Leaked Emails Show Chinese Regime Employs 500,000 Internet Trolls
Leaked emails that expose the workings of the Chinese regime’s secret “Fifty Cent” army of Internet trolls are making the rounds among the Chinese-language press. On the basis of the emails Chinese-language media has estimated that the regime employs at least 500,000 of the Internet trolls.
An unnamed hacker allegedly breached China’s Internet Information Office in Zhanggong District, Ganzhou City, in southeastern China’s Jiangxi Province and posted its emails on the Internet. News of the breach was on most major news outlets in Taiwan on Dec. 8, and most of them cited a report from Radio France International.
China’s Fifty Cent army is a group of Internet commentators who get paid to leave fake comments on news articles and social media. They allegedly get paid 50 cents of yuan for every post.
Internal orders for the Fifty Cent army were leaked in 2011. They stated, according to Business Insider, that its members should make America the “target of criticism” and manipulate criticisms against the U.S. government to create sentiments favorable to the Chinese regime.
The term “Fifty Cents” is blocked by the Chinese regime’s Internet censors to stop netizens from discussing its paid commentators.
The emails from the Zhanggong District office show how the Internet Propaganda Office gives orders to attack people who demand democracy and praise the ideologies of Chinese Communist Party leaders.
The emails detail how the Internet Propaganda Office manages the Fifty Cent army. It said they should post comments on the Internet as if they were normal netizens. For their work evaluations, it said each person in the Fifty Cent army is required to send an email to the Internet Propaganda Office showing his or her Internet posts, along with the Web link.
The Internet Propaganda Office will also send out emails to Fifty Cent army operatives showing sample comments.
“The difference between this and other industries in society is that its purpose is to strengthen political control. The specialty of this industry is that it consumes social wealth, but doesn’t create any value,” He Qinglian, a prominent online commentator, told Voice of America in October 2013.
“In China, these jobs are funded with taxes, but the work goes against the taxpayer,” she said.

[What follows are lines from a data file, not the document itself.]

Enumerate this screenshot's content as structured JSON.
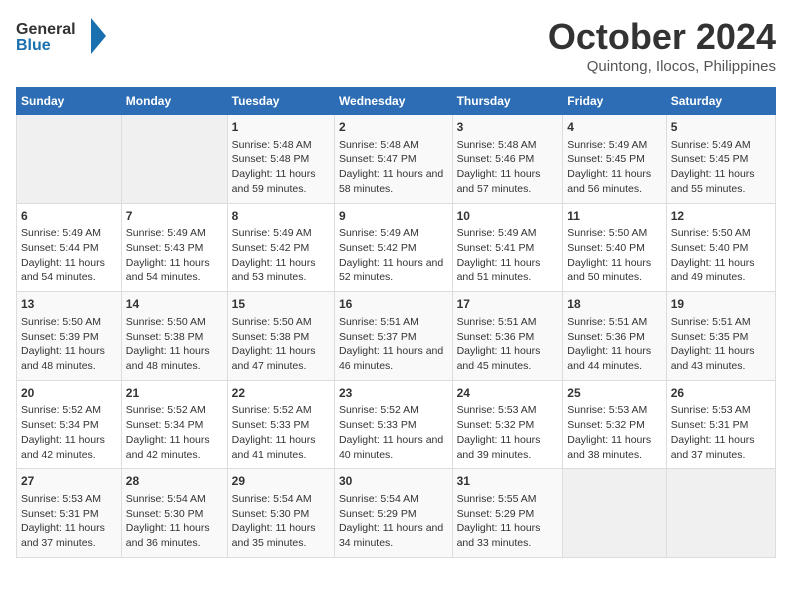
{
  "logo": {
    "line1": "General",
    "line2": "Blue"
  },
  "title": "October 2024",
  "subtitle": "Quintong, Ilocos, Philippines",
  "days_of_week": [
    "Sunday",
    "Monday",
    "Tuesday",
    "Wednesday",
    "Thursday",
    "Friday",
    "Saturday"
  ],
  "weeks": [
    [
      {
        "day": "",
        "info": ""
      },
      {
        "day": "",
        "info": ""
      },
      {
        "day": "1",
        "info": "Sunrise: 5:48 AM\nSunset: 5:48 PM\nDaylight: 11 hours and 59 minutes."
      },
      {
        "day": "2",
        "info": "Sunrise: 5:48 AM\nSunset: 5:47 PM\nDaylight: 11 hours and 58 minutes."
      },
      {
        "day": "3",
        "info": "Sunrise: 5:48 AM\nSunset: 5:46 PM\nDaylight: 11 hours and 57 minutes."
      },
      {
        "day": "4",
        "info": "Sunrise: 5:49 AM\nSunset: 5:45 PM\nDaylight: 11 hours and 56 minutes."
      },
      {
        "day": "5",
        "info": "Sunrise: 5:49 AM\nSunset: 5:45 PM\nDaylight: 11 hours and 55 minutes."
      }
    ],
    [
      {
        "day": "6",
        "info": "Sunrise: 5:49 AM\nSunset: 5:44 PM\nDaylight: 11 hours and 54 minutes."
      },
      {
        "day": "7",
        "info": "Sunrise: 5:49 AM\nSunset: 5:43 PM\nDaylight: 11 hours and 54 minutes."
      },
      {
        "day": "8",
        "info": "Sunrise: 5:49 AM\nSunset: 5:42 PM\nDaylight: 11 hours and 53 minutes."
      },
      {
        "day": "9",
        "info": "Sunrise: 5:49 AM\nSunset: 5:42 PM\nDaylight: 11 hours and 52 minutes."
      },
      {
        "day": "10",
        "info": "Sunrise: 5:49 AM\nSunset: 5:41 PM\nDaylight: 11 hours and 51 minutes."
      },
      {
        "day": "11",
        "info": "Sunrise: 5:50 AM\nSunset: 5:40 PM\nDaylight: 11 hours and 50 minutes."
      },
      {
        "day": "12",
        "info": "Sunrise: 5:50 AM\nSunset: 5:40 PM\nDaylight: 11 hours and 49 minutes."
      }
    ],
    [
      {
        "day": "13",
        "info": "Sunrise: 5:50 AM\nSunset: 5:39 PM\nDaylight: 11 hours and 48 minutes."
      },
      {
        "day": "14",
        "info": "Sunrise: 5:50 AM\nSunset: 5:38 PM\nDaylight: 11 hours and 48 minutes."
      },
      {
        "day": "15",
        "info": "Sunrise: 5:50 AM\nSunset: 5:38 PM\nDaylight: 11 hours and 47 minutes."
      },
      {
        "day": "16",
        "info": "Sunrise: 5:51 AM\nSunset: 5:37 PM\nDaylight: 11 hours and 46 minutes."
      },
      {
        "day": "17",
        "info": "Sunrise: 5:51 AM\nSunset: 5:36 PM\nDaylight: 11 hours and 45 minutes."
      },
      {
        "day": "18",
        "info": "Sunrise: 5:51 AM\nSunset: 5:36 PM\nDaylight: 11 hours and 44 minutes."
      },
      {
        "day": "19",
        "info": "Sunrise: 5:51 AM\nSunset: 5:35 PM\nDaylight: 11 hours and 43 minutes."
      }
    ],
    [
      {
        "day": "20",
        "info": "Sunrise: 5:52 AM\nSunset: 5:34 PM\nDaylight: 11 hours and 42 minutes."
      },
      {
        "day": "21",
        "info": "Sunrise: 5:52 AM\nSunset: 5:34 PM\nDaylight: 11 hours and 42 minutes."
      },
      {
        "day": "22",
        "info": "Sunrise: 5:52 AM\nSunset: 5:33 PM\nDaylight: 11 hours and 41 minutes."
      },
      {
        "day": "23",
        "info": "Sunrise: 5:52 AM\nSunset: 5:33 PM\nDaylight: 11 hours and 40 minutes."
      },
      {
        "day": "24",
        "info": "Sunrise: 5:53 AM\nSunset: 5:32 PM\nDaylight: 11 hours and 39 minutes."
      },
      {
        "day": "25",
        "info": "Sunrise: 5:53 AM\nSunset: 5:32 PM\nDaylight: 11 hours and 38 minutes."
      },
      {
        "day": "26",
        "info": "Sunrise: 5:53 AM\nSunset: 5:31 PM\nDaylight: 11 hours and 37 minutes."
      }
    ],
    [
      {
        "day": "27",
        "info": "Sunrise: 5:53 AM\nSunset: 5:31 PM\nDaylight: 11 hours and 37 minutes."
      },
      {
        "day": "28",
        "info": "Sunrise: 5:54 AM\nSunset: 5:30 PM\nDaylight: 11 hours and 36 minutes."
      },
      {
        "day": "29",
        "info": "Sunrise: 5:54 AM\nSunset: 5:30 PM\nDaylight: 11 hours and 35 minutes."
      },
      {
        "day": "30",
        "info": "Sunrise: 5:54 AM\nSunset: 5:29 PM\nDaylight: 11 hours and 34 minutes."
      },
      {
        "day": "31",
        "info": "Sunrise: 5:55 AM\nSunset: 5:29 PM\nDaylight: 11 hours and 33 minutes."
      },
      {
        "day": "",
        "info": ""
      },
      {
        "day": "",
        "info": ""
      }
    ]
  ]
}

The estimate derived by China’s press that the regime employs 500,000 people in its Fifty Cent army may be a conservative guess.
People’s Net reported on Jan. 18, 2013, that Beijing Deputy Mayor Lu Wei, who is also the propaganda director in Beijing and a member of Beijing’s Standing Committee, announced some rough numbers.
Lu Wei said there were 60,000 people working in Beijing’s propaganda system and an additional 2 million people working outside the system.
“Everyone working as a propagandist should use the new media outlets well,” stated the report. “Read Weibo. Use Weibo. Post on Weibo. And study Weibo. Try to increase discussion on important topics.”
“Beijing demands that over 2 million propagandists should do their jobs,” it stated. “There are 2 million alone in Beijing.”
Weibo is one of China’s leading social networking platforms. It’s a micro-blogging platform, and is a major hub where Chinese nationals discuss news and politics.
In a 2011 report, Freedom House cited David Bandurski of Hong Kong University saying in July 2008 that China had an estimated 280,000 people in its Fifty Cent army. It stated later in the article that by October 2011 China was rumored to have expanded that number to 560,000.
Harvard University researchers wrote in American Political Science Review in May 2013 that the Chinese regime had between 250,000 and 300,000 paid Internet commentators. According to Business Insider, however, some Chinese websites and Internet providers also hire their own commentators.
According to Freedom House, “Regardless of its exact size, the phenomenon described here amounts to a propaganda exercise of staggering proportions.”
“Rather than fostering an open dialogue with Chinese citizens,” it states, “the project is aimed at deceiving them into thinking that public support for the [Chinese Communist Party] and its policies is more prevalent than it actually it, and that abuses like corruption and torture are much less common than they are in reality.”
Additional reporting by NTD Television
Translation by Frank Fang.